Data records for software interfaces
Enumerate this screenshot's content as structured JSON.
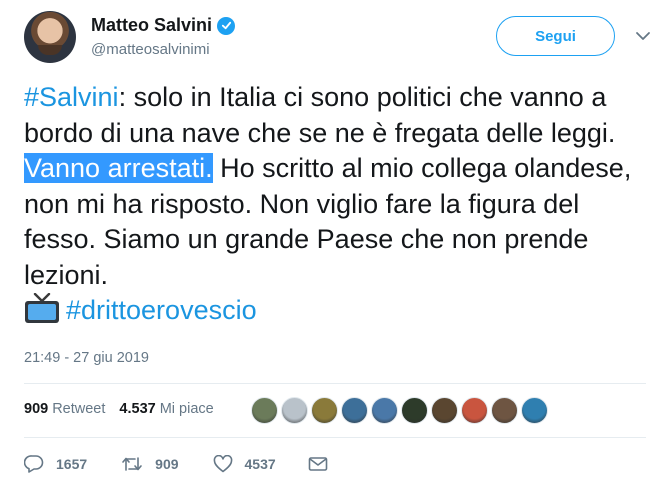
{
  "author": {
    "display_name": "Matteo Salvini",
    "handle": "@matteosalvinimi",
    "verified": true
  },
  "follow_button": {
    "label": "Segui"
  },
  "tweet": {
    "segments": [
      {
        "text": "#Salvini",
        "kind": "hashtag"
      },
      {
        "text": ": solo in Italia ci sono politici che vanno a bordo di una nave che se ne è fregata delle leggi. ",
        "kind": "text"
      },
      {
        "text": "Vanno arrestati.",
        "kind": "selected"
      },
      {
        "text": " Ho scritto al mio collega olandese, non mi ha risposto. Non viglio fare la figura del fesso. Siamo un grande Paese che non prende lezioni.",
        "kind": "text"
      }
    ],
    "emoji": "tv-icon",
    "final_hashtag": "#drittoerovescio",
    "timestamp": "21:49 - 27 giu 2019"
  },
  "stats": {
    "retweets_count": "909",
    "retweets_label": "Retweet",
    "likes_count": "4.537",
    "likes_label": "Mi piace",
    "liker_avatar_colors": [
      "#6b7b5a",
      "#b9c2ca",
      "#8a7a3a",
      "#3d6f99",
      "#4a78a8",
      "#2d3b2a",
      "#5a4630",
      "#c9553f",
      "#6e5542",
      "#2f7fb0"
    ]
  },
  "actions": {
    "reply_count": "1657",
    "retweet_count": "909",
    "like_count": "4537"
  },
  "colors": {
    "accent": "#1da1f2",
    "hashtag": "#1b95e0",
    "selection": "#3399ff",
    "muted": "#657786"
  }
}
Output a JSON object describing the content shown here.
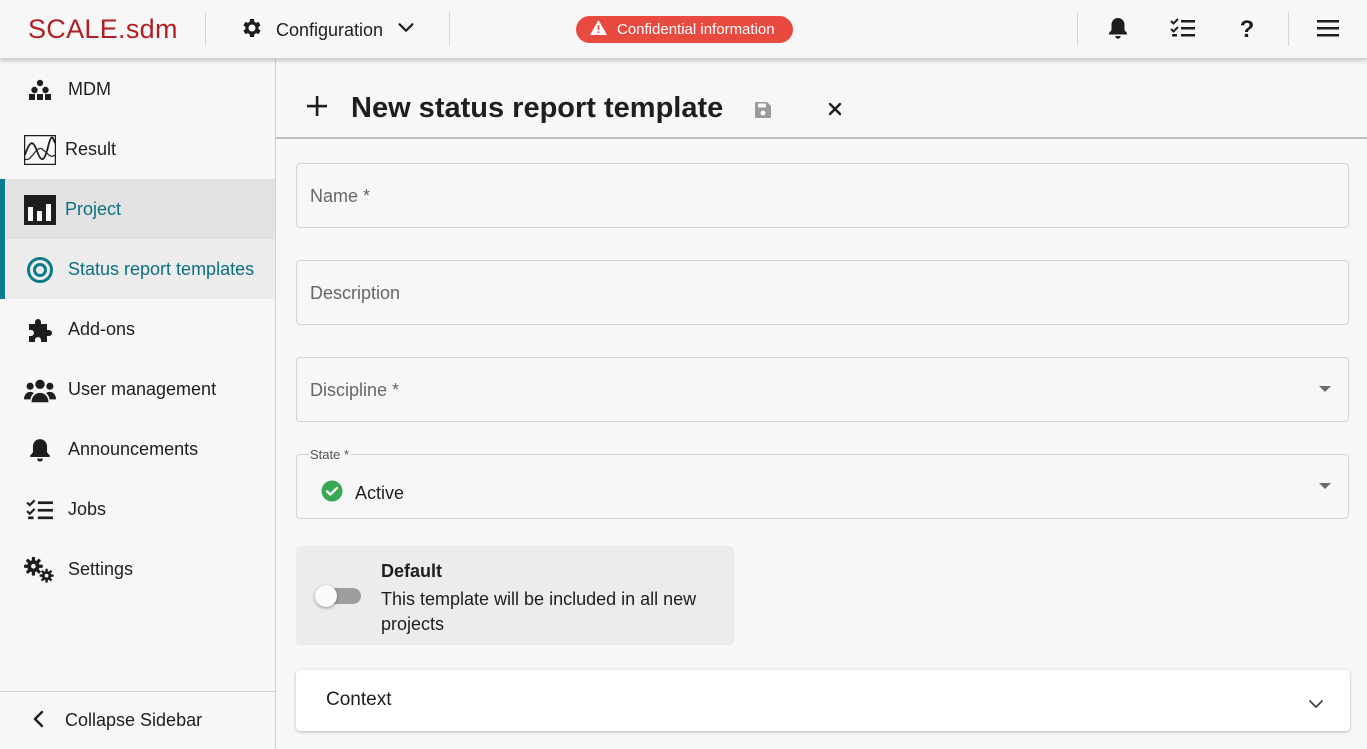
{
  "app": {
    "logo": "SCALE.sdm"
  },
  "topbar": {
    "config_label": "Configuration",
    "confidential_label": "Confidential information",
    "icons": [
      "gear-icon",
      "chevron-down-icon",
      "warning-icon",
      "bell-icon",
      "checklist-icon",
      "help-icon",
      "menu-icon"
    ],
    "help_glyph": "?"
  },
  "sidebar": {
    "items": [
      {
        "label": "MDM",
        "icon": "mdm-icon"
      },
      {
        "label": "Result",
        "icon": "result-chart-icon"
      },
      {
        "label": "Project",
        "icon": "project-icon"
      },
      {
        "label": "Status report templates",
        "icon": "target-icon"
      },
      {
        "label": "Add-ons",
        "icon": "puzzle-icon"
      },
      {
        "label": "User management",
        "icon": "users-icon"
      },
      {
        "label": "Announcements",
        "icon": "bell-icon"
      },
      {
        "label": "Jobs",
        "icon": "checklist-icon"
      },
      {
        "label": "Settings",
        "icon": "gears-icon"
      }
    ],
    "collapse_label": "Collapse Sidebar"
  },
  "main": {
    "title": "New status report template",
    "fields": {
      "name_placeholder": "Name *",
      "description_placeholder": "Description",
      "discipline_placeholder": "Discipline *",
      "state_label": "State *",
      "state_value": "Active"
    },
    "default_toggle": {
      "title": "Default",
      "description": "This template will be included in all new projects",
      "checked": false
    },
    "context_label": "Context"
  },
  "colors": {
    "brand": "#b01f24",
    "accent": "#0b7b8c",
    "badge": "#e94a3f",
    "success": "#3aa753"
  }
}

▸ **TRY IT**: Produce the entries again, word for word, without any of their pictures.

▸ **REPLY TO THE TASK**:
Enumerate this screenshot's content as structured JSON.
{
  "author": {
    "display_name": "Matteo Salvini",
    "handle": "@matteosalvinimi",
    "verified": true
  },
  "follow_button": {
    "label": "Segui"
  },
  "tweet": {
    "segments": [
      {
        "text": "#Salvini",
        "kind": "hashtag"
      },
      {
        "text": ": solo in Italia ci sono politici che vanno a bordo di una nave che se ne è fregata delle leggi. ",
        "kind": "text"
      },
      {
        "text": "Vanno arrestati.",
        "kind": "selected"
      },
      {
        "text": " Ho scritto al mio collega olandese, non mi ha risposto. Non viglio fare la figura del fesso. Siamo un grande Paese che non prende lezioni.",
        "kind": "text"
      }
    ],
    "emoji": "tv-icon",
    "final_hashtag": "#drittoerovescio",
    "timestamp": "21:49 - 27 giu 2019"
  },
  "stats": {
    "retweets_count": "909",
    "retweets_label": "Retweet",
    "likes_count": "4.537",
    "likes_label": "Mi piace",
    "liker_avatar_colors": [
      "#6b7b5a",
      "#b9c2ca",
      "#8a7a3a",
      "#3d6f99",
      "#4a78a8",
      "#2d3b2a",
      "#5a4630",
      "#c9553f",
      "#6e5542",
      "#2f7fb0"
    ]
  },
  "actions": {
    "reply_count": "1657",
    "retweet_count": "909",
    "like_count": "4537"
  },
  "colors": {
    "accent": "#1da1f2",
    "hashtag": "#1b95e0",
    "selection": "#3399ff",
    "muted": "#657786"
  }
}
Output a JSON object describing the content shown here.
{
  "app": {
    "logo": "SCALE.sdm"
  },
  "topbar": {
    "config_label": "Configuration",
    "confidential_label": "Confidential information",
    "icons": [
      "gear-icon",
      "chevron-down-icon",
      "warning-icon",
      "bell-icon",
      "checklist-icon",
      "help-icon",
      "menu-icon"
    ],
    "help_glyph": "?"
  },
  "sidebar": {
    "items": [
      {
        "label": "MDM",
        "icon": "mdm-icon"
      },
      {
        "label": "Result",
        "icon": "result-chart-icon"
      },
      {
        "label": "Project",
        "icon": "project-icon"
      },
      {
        "label": "Status report templates",
        "icon": "target-icon"
      },
      {
        "label": "Add-ons",
        "icon": "puzzle-icon"
      },
      {
        "label": "User management",
        "icon": "users-icon"
      },
      {
        "label": "Announcements",
        "icon": "bell-icon"
      },
      {
        "label": "Jobs",
        "icon": "checklist-icon"
      },
      {
        "label": "Settings",
        "icon": "gears-icon"
      }
    ],
    "collapse_label": "Collapse Sidebar"
  },
  "main": {
    "title": "New status report template",
    "fields": {
      "name_placeholder": "Name *",
      "description_placeholder": "Description",
      "discipline_placeholder": "Discipline *",
      "state_label": "State *",
      "state_value": "Active"
    },
    "default_toggle": {
      "title": "Default",
      "description": "This template will be included in all new projects",
      "checked": false
    },
    "context_label": "Context"
  },
  "colors": {
    "brand": "#b01f24",
    "accent": "#0b7b8c",
    "badge": "#e94a3f",
    "success": "#3aa753"
  }
}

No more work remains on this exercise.